Winds kill man, create havoc across Ont.

High winds gusting up to 120 km/h swept through southern and eastern Ontario, then pounded Quebec on Thursday, killing at least one person, injuring a dozen, capsizing boats and knocking out power to about 300,000 homes.

Man dies in Grimsby after being hit by flying garage door

High winds gusting up to 120 km/h swept through southern and eastern Ontario, then pounded Quebec on Thursday, killing at least one person, injuring a dozen, capsizing boats and knocking out power to about 300,000 homes.

Environment Canada issued a wind warning just before 11 a.m., with high winds hitting the Niagara Region through Hamilton, Toronto and the north shore of Lake Ontario into Prince Edward County.

Violent winds were blamed for a death in Grimsby, Ont., about 30 kilometres east of Hamilton. Niagara Regional Police said a man in his 70s was killed when he was struck by a flying garage door, which had been leaning against a shed before the wind lifted it up. The man lived on the property.

At least a dozen other people were reported hurt in Ontario and Quebec.

The Burlington Skyway bridge and Garden City bridge in St. Catharines were closed for a few hours because of the winds. Both were reopened later in the day.

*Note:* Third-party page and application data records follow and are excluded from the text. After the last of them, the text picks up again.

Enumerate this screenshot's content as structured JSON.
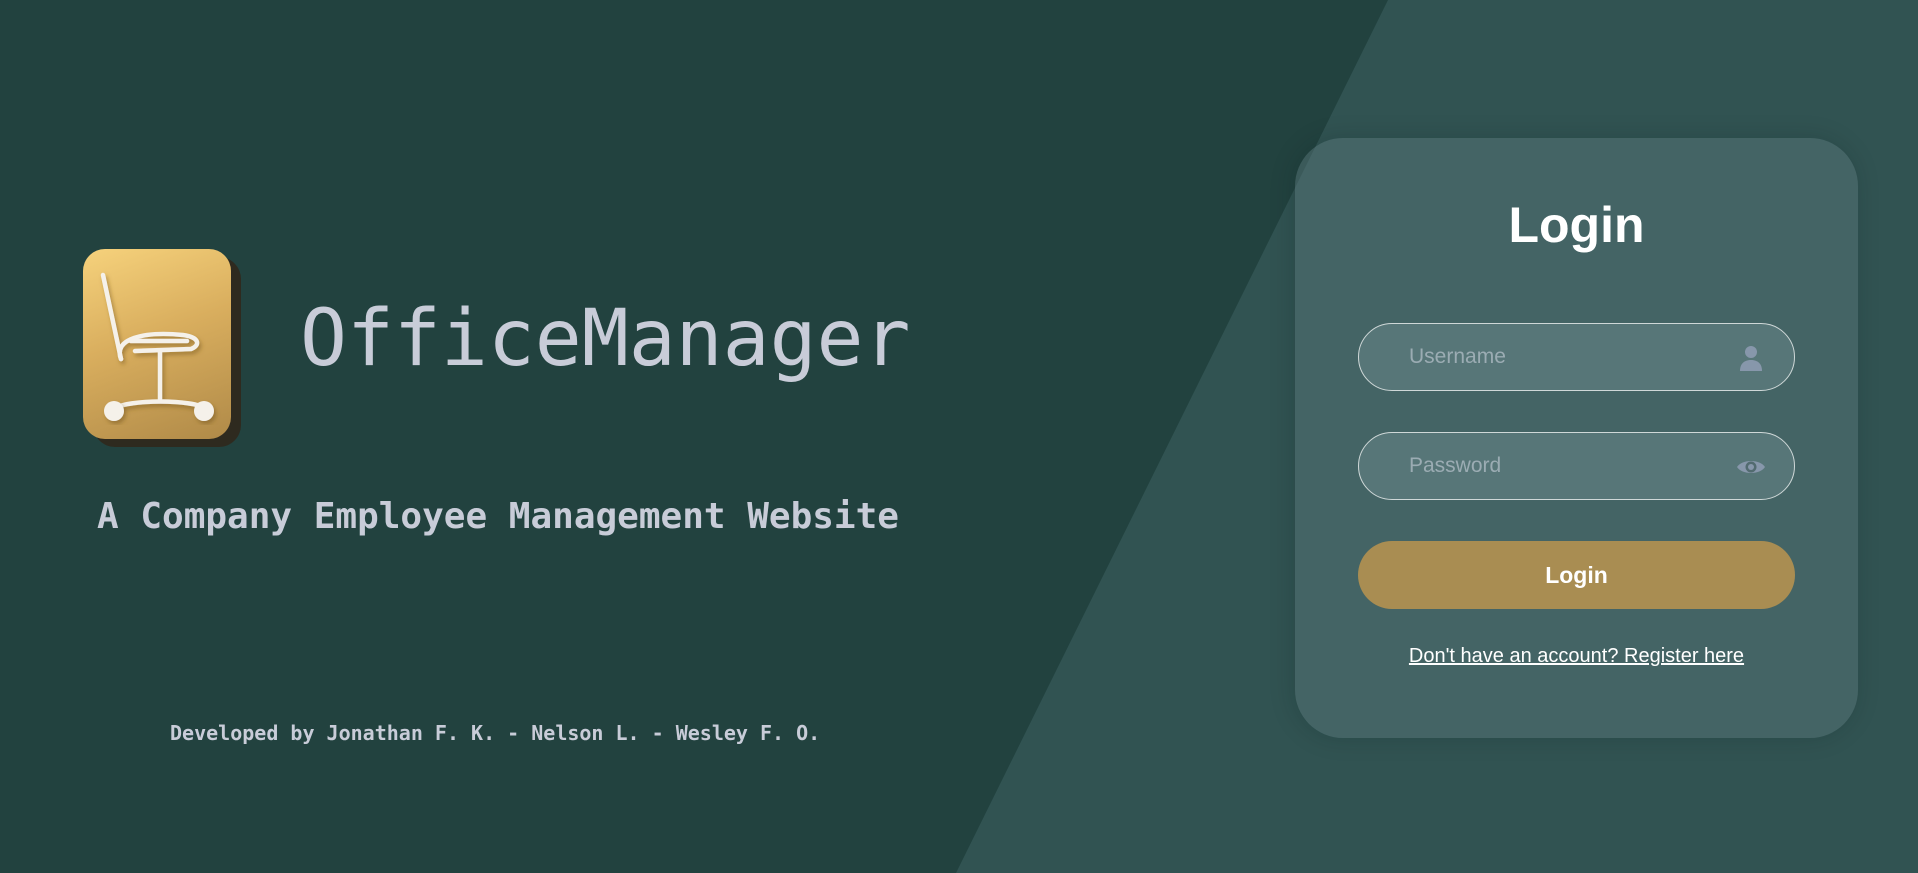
{
  "brand": {
    "title": "OfficeManager",
    "subtitle": "A Company Employee Management Website",
    "credits": "Developed by Jonathan F. K. - Nelson L. - Wesley F. O.",
    "logo_icon": "office-chair-icon"
  },
  "login": {
    "title": "Login",
    "username": {
      "value": "",
      "placeholder": "Username",
      "icon": "user-icon"
    },
    "password": {
      "value": "",
      "placeholder": "Password",
      "icon": "eye-icon"
    },
    "submit_label": "Login",
    "register_link": "Don't have an account? Register here"
  },
  "colors": {
    "background_dark": "#22423f",
    "background_light": "#315352",
    "accent": "#a98d52",
    "logo_gold": "#f6d27c",
    "text_light": "#c8ccd8"
  }
}
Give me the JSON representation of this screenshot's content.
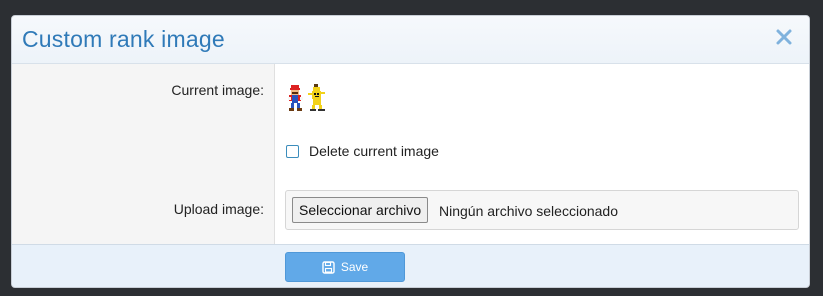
{
  "dialog": {
    "title": "Custom rank image",
    "close_icon": "close-icon"
  },
  "form": {
    "current_image_label": "Current image:",
    "current_image_icon": "mario-banana-sprite",
    "delete_label": "Delete current image",
    "delete_checked": false,
    "upload_label": "Upload image:",
    "file_button_label": "Seleccionar archivo",
    "file_status": "Ningún archivo seleccionado"
  },
  "footer": {
    "save_label": "Save",
    "save_icon": "floppy-disk-icon"
  },
  "colors": {
    "title": "#2f7ab8",
    "save_button": "#61a9e8",
    "label_column_bg": "#f5f5f5",
    "footer_bg": "#e8f1fa"
  }
}
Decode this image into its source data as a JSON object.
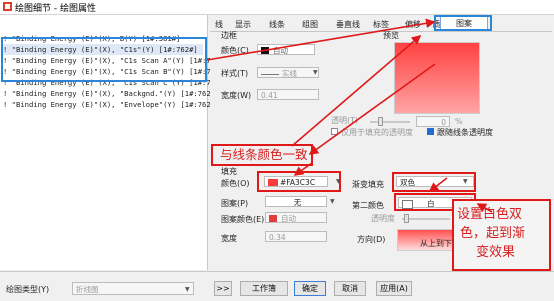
{
  "window": {
    "title": "绘图细节 - 绘图属性"
  },
  "tree": {
    "rows": [
      "! \"Binding Energy (E)\"(X), B(Y) [1#:381#]",
      "! \"Binding Energy (E)\"(X), \"C1s\"(Y) [1#:762#]",
      "! \"Binding Energy (E)\"(X), \"C1s Scan A\"(Y) [1#:762#]",
      "! \"Binding Energy (E)\"(X), \"C1s Scan B\"(Y) [1#:762#]",
      "! \"Binding Energy (E)\"(X), \"C1s Scan C\"(Y) [1#:762#]",
      "! \"Binding Energy (E)\"(X), \"Backgnd.\"(Y) [1#:762#]",
      "! \"Binding Energy (E)\"(X), \"Envelope\"(Y) [1#:762#]"
    ],
    "selected_index": 1
  },
  "tabs": [
    "线",
    "显示",
    "线条",
    "组图",
    "垂直线",
    "标签",
    "偏移",
    "质心(Pro)",
    "图案"
  ],
  "active_tab": "图案",
  "border": {
    "section": "边框",
    "color_label": "颜色(C)",
    "color_value": "自动",
    "style_label": "样式(T)",
    "style_value": "实线",
    "width_label": "宽度(W)",
    "width_value": "0.41",
    "preview_label": "预览"
  },
  "transparency": {
    "label": "透明(T)",
    "value": "0",
    "unit": "%",
    "check1_label": "仅用于填充的透明度",
    "check2_label": "跟随线条透明度"
  },
  "fill": {
    "section": "填充",
    "color_label": "颜色(O)",
    "color_value": "#FA3C3C",
    "color_hex": "#FA3C3C",
    "gradient_label": "渐变填充",
    "gradient_value": "双色",
    "pattern_label": "图案(P)",
    "pattern_value": "无",
    "pattern_color_label": "图案颜色(E)",
    "pattern_color_value": "自动",
    "second_color_label": "第二颜色",
    "second_color_value": "白",
    "opacity_label": "透明度",
    "opacity_value": "0",
    "auto_label": "自动",
    "width_label": "宽度",
    "width_value": "0.34",
    "direction_label": "方向(D)",
    "direction_value": "从上到下"
  },
  "annotations": {
    "line_color": "与线条颜色一致",
    "gradient_note": [
      "设置白色双",
      "色，起到渐",
      "变效果"
    ]
  },
  "footer": {
    "plot_type_label": "绘图类型(Y)",
    "plot_type_value": "折线图",
    "expand_button": ">>",
    "workbook_button": "工作簿",
    "ok_button": "确定",
    "cancel_button": "取消",
    "apply_button": "应用(A)"
  },
  "colors": {
    "accent_blue": "#2a86d8",
    "annotation_red": "#d81e1e",
    "fill_red": "#FA3C3C"
  }
}
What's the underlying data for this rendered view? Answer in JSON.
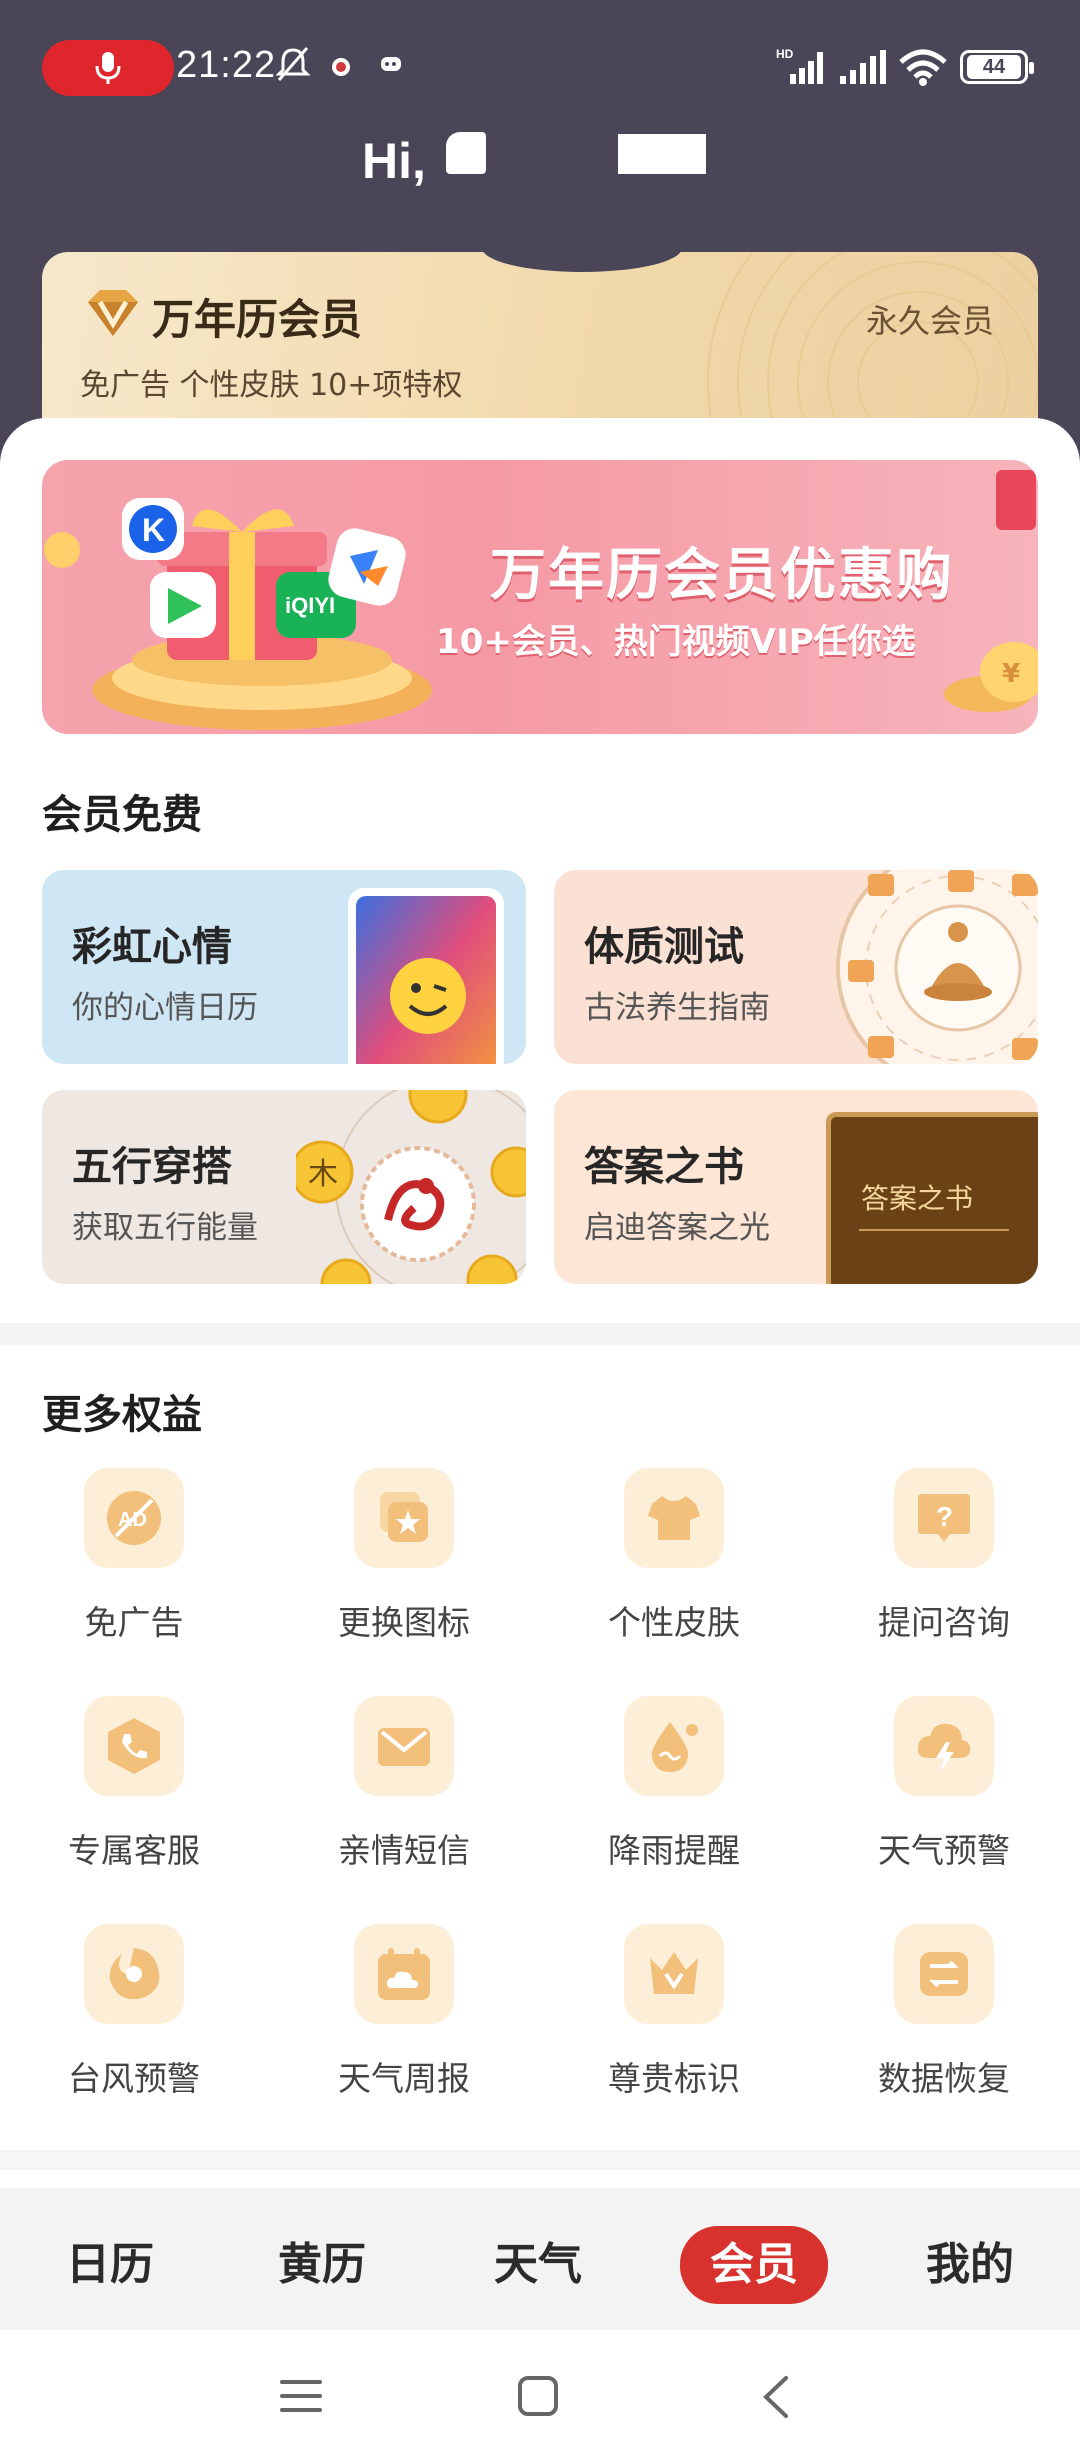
{
  "status_bar": {
    "time": "21:22",
    "battery": "44"
  },
  "header": {
    "greeting": "Hi,"
  },
  "vip_card": {
    "title": "万年历会员",
    "status": "永久会员",
    "description": "免广告 个性皮肤 10+项特权"
  },
  "banner": {
    "title": "万年历会员优惠购",
    "subtitle": "10+会员、热门视频VIP任你选",
    "iqiyi": "iQIYI"
  },
  "free_section": {
    "title": "会员免费",
    "cards": [
      {
        "title": "彩虹心情",
        "subtitle": "你的心情日历"
      },
      {
        "title": "体质测试",
        "subtitle": "古法养生指南"
      },
      {
        "title": "五行穿搭",
        "subtitle": "获取五行能量"
      },
      {
        "title": "答案之书",
        "subtitle": "启迪答案之光",
        "book_title": "答案之书"
      }
    ]
  },
  "more_section": {
    "title": "更多权益",
    "items": [
      {
        "label": "免广告",
        "icon": "no-ads-icon"
      },
      {
        "label": "更换图标",
        "icon": "change-icon-icon"
      },
      {
        "label": "个性皮肤",
        "icon": "tshirt-icon"
      },
      {
        "label": "提问咨询",
        "icon": "question-icon"
      },
      {
        "label": "专属客服",
        "icon": "phone-icon"
      },
      {
        "label": "亲情短信",
        "icon": "envelope-icon"
      },
      {
        "label": "降雨提醒",
        "icon": "raindrop-icon"
      },
      {
        "label": "天气预警",
        "icon": "storm-cloud-icon"
      },
      {
        "label": "台风预警",
        "icon": "typhoon-icon"
      },
      {
        "label": "天气周报",
        "icon": "weather-report-icon"
      },
      {
        "label": "尊贵标识",
        "icon": "crown-icon"
      },
      {
        "label": "数据恢复",
        "icon": "data-restore-icon"
      }
    ]
  },
  "tabbar": {
    "tabs": [
      "日历",
      "黄历",
      "天气",
      "会员",
      "我的"
    ],
    "active": "会员"
  },
  "colors": {
    "header_bg": "#4a4557",
    "accent_red": "#d8322e",
    "gold_icon": "#f2c07a"
  }
}
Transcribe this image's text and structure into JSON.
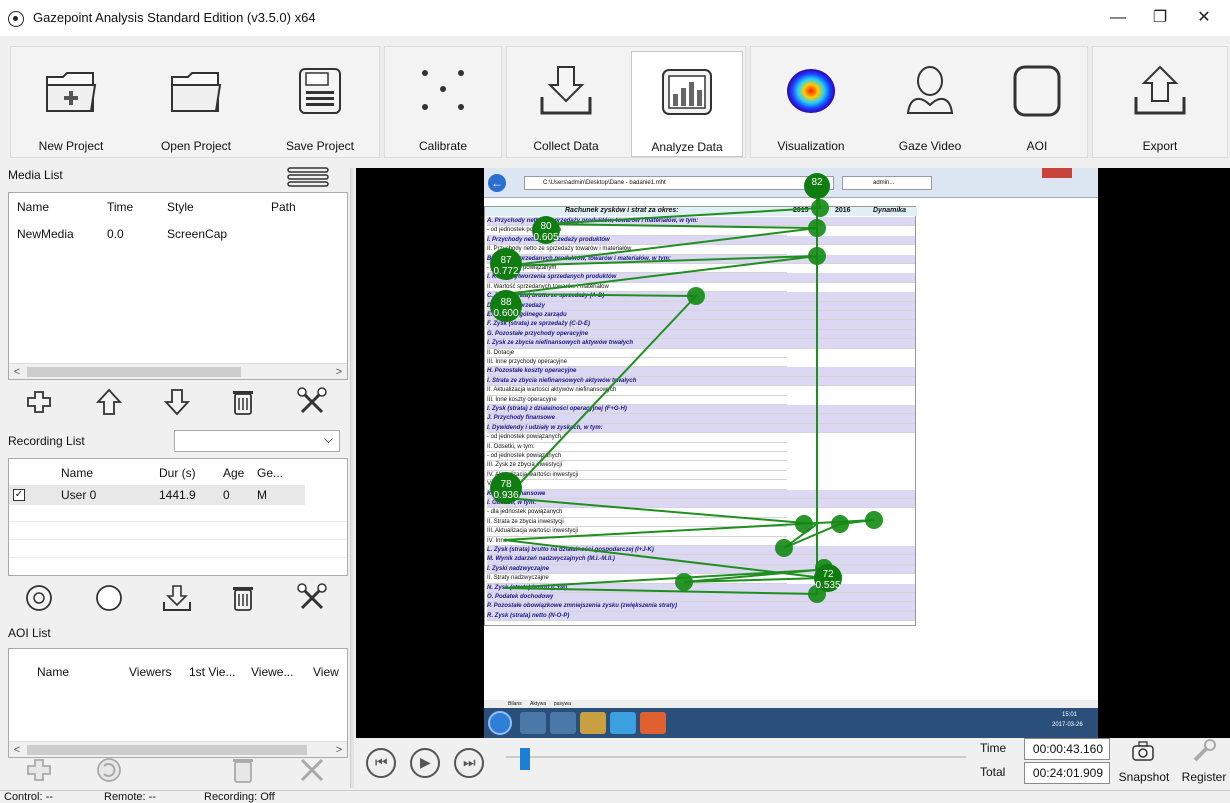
{
  "window": {
    "title": "Gazepoint Analysis Standard Edition (v3.5.0) x64",
    "minimize": "—",
    "maximize": "❐",
    "close": "✕"
  },
  "toolbar": {
    "new_project": "New Project",
    "open_project": "Open Project",
    "save_project": "Save Project",
    "calibrate": "Calibrate",
    "collect_data": "Collect Data",
    "analyze_data": "Analyze Data",
    "visualization": "Visualization",
    "gaze_video": "Gaze Video",
    "aoi": "AOI",
    "export": "Export"
  },
  "media_list": {
    "title": "Media List",
    "columns": [
      "Name",
      "Time",
      "Style",
      "Path"
    ],
    "rows": [
      {
        "name": "NewMedia",
        "time": "0.0",
        "style": "ScreenCap",
        "path": ""
      }
    ]
  },
  "recording_list": {
    "title": "Recording List",
    "dropdown_value": "",
    "columns": [
      "Name",
      "Dur (s)",
      "Age",
      "Ge..."
    ],
    "rows": [
      {
        "checked": true,
        "name": "User 0",
        "dur": "1441.9",
        "age": "0",
        "gender": "M"
      }
    ]
  },
  "aoi_list": {
    "title": "AOI List",
    "columns": [
      "Name",
      "Viewers",
      "1st Vie...",
      "Viewe...",
      "View"
    ]
  },
  "playback": {
    "time_label": "Time",
    "time_value": "00:00:43.160",
    "total_label": "Total",
    "total_value": "00:24:01.909",
    "progress": 0.03,
    "snapshot": "Snapshot",
    "register": "Register"
  },
  "status": {
    "control": "Control: --",
    "remote": "Remote: --",
    "recording": "Recording: Off"
  },
  "screen": {
    "address": "C:\\Users\\admin\\Desktop\\Dane - badanie1.mht",
    "tab": "admin...",
    "sheet_title": "Rachunek zysków i strat za okres:",
    "col_2015": "2015",
    "col_2016": "2016",
    "col_dyn": "Dynamika",
    "rows": [
      "A. Przychody netto ze sprzedaży produktów, towarów i materiałów, w tym:",
      "- od jednostek powiązanych",
      "I. Przychody netto ze sprzedaży produktów",
      "II. Przychody netto ze sprzedaży towarów i materiałów",
      "B. Koszty sprzedanych produktów, towarów i materiałów, w tym:",
      "- jednostkom powiązanym",
      "I. Koszt wytworzenia sprzedanych produktów",
      "II. Wartość sprzedanych towarów i materiałów",
      "C. Zysk (strata) brutto ze sprzedaży (A-B)",
      "D. Koszty sprzedaży",
      "E. Koszty ogólnego zarządu",
      "F. Zysk (strata) ze sprzedaży (C-D-E)",
      "G. Pozostałe przychody operacyjne",
      "I. Zysk ze zbycia niefinansowych aktywów trwałych",
      "II. Dotacje",
      "III. Inne przychody operacyjne",
      "H. Pozostałe koszty operacyjne",
      "I. Strata ze zbycia niefinansowych aktywów trwałych",
      "II. Aktualizacja wartości aktywów niefinansowych",
      "III. Inne koszty operacyjne",
      "I. Zysk (strata) z działalności operacyjnej (F+G-H)",
      "J. Przychody finansowe",
      "I. Dywidendy i udziały w zyskach, w tym:",
      "- od jednostek powiązanych",
      "II. Odsetki, w tym:",
      "- od jednostek powiązanych",
      "III. Zysk ze zbycia inwestycji",
      "IV. Aktualizacja wartości inwestycji",
      "V. Inne",
      "K. Koszty finansowe",
      "I. Odsetki, w tym:",
      "- dla jednostek powiązanych",
      "II. Strata ze zbycia inwestycji",
      "III. Aktualizacja wartości inwestycji",
      "IV. Inne",
      "L. Zysk (strata) brutto na działalności gospodarczej (I+J-K)",
      "M. Wynik zdarzeń nadzwyczajnych (M.I.-M.II.)",
      "I. Zyski nadzwyczajne",
      "II. Straty nadzwyczajne",
      "N. Zysk (strata) brutto (L+M)",
      "O. Podatek dochodowy",
      "P. Pozostałe obowiązkowe zmniejszenia zysku (zwiększenia straty)",
      "R. Zysk (strata) netto (N-O-P)"
    ],
    "sheet_tabs": [
      "Bilans",
      "Aktywa",
      "pasywa"
    ],
    "clock": "15:01",
    "date": "2017-03-26"
  },
  "fixations": [
    {
      "n": "80",
      "d": "0.605"
    },
    {
      "n": "87",
      "d": "0.772"
    },
    {
      "n": "88",
      "d": "0.600"
    },
    {
      "n": "78",
      "d": "0.936"
    },
    {
      "n": "82",
      "d": ""
    },
    {
      "n": "72",
      "d": "0.535"
    }
  ]
}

In Hamilton harbour, about five boats full of student rowers were rescued  after at least seven boats capsized.

The wind warning ended at about 1 p.m.

Power outages hit 150,000 Ont. homes

Hydro crews were working to restore power to 150,000 homes across the province, said Nancy Shaddick of Hydro One.

"Depending on the situation, power can be restored quickly or rerouted to bring power back to a lot of the community," she said.

About 20,000 lost power in Ottawa, which also felt the winds, and Ottawa Hydro said it would switch to a backup distribution system to restore electricity as soon as possible.

Horizon Utilities said some 30,000 of its customers were without power in St. Catharines, along with about 6,500 in Hamilton.

"Winds have knocked down poles and knocked down wires as well as trees falling on wires," said Tony Iavarone, the utility's spokesman. "It's died down now in Hamilton, but in St. Catharines we still see more occurring."

Students at Lockview Public School in St. Catharines were forced to leave the building after gusting winds tore off part of the school's roof. No injuries were reported.

Overturned trucks and debris caused delays on the Queen Elizabeth Way through the Niagara Region.

Garbage pickup was put on hold in the area and landfills were closed.

Police were warning drivers to use caution and urged everyone to be careful after reports of downed power lines and trees.

High winds toppled this parking sign in downtown Toronto on Thursday. ((Jamie Strashin/CBC News))

In Toronto, waves up to three metres high were spotted on the lakeshore and the Boulevard Club, located on the lake directly south of Roncesvalles Avenue, had to close because of flooding caused by high waves.

The club's docks also suffered damage from high waves.

Toronto fire crews were busy responding to calls about downed power lines and Twitter users were calling Toronto "the windy city" in messages posted on Thursday morning.

Wind warning issued for much of Quebec

Environment Canada also issued a wind warning for much of Quebec on Thursday, warning of wind gusts up to 90 km/h.

The winds knocked out power to at least 155,000 customers  in the province in the afternoon.

Outages were reported in the Outaouais, on the South Shore, in Laval, the Laurentians, the Eastern Townships and Central Quebec.

With files from The Canadian Press